Which lines of the data contain the string "JSON"? Copy every one of them.

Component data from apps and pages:

______________________________

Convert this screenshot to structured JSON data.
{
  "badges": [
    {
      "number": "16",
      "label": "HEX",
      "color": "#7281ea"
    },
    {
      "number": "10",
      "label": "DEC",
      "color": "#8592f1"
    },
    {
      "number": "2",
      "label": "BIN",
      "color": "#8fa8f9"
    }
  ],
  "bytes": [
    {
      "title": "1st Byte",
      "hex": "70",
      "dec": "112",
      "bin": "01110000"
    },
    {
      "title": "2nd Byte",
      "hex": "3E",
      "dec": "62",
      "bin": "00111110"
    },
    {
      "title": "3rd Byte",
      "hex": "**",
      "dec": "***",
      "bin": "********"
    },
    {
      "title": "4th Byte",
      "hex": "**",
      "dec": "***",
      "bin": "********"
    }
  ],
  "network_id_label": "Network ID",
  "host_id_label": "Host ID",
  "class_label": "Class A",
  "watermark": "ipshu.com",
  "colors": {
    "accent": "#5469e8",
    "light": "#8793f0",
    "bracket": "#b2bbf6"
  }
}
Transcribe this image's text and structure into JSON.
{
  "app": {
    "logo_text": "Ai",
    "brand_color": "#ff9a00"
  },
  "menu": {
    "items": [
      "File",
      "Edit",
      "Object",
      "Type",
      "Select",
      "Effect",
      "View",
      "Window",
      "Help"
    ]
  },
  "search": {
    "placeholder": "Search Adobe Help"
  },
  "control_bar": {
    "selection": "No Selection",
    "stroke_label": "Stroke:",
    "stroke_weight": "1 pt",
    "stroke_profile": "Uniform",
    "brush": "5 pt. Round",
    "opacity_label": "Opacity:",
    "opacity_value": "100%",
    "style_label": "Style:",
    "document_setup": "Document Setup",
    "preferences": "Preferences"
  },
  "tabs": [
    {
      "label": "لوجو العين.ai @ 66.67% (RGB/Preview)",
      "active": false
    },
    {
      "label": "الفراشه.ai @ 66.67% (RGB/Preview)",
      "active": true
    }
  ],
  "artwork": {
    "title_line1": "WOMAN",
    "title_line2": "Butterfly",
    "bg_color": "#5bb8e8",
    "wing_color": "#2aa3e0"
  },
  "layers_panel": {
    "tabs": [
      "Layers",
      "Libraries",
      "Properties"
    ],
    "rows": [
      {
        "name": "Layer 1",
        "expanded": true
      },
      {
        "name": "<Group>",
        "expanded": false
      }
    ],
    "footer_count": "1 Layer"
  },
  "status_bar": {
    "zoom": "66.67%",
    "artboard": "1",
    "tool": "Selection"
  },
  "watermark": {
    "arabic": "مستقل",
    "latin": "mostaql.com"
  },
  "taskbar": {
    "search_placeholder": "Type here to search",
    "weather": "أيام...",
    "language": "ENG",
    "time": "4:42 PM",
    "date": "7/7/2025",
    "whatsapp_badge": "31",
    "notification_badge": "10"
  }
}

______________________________

= RESPONSE AREA =
Convert this screenshot to structured JSON data.
Transcribe this image's text and structure into JSON.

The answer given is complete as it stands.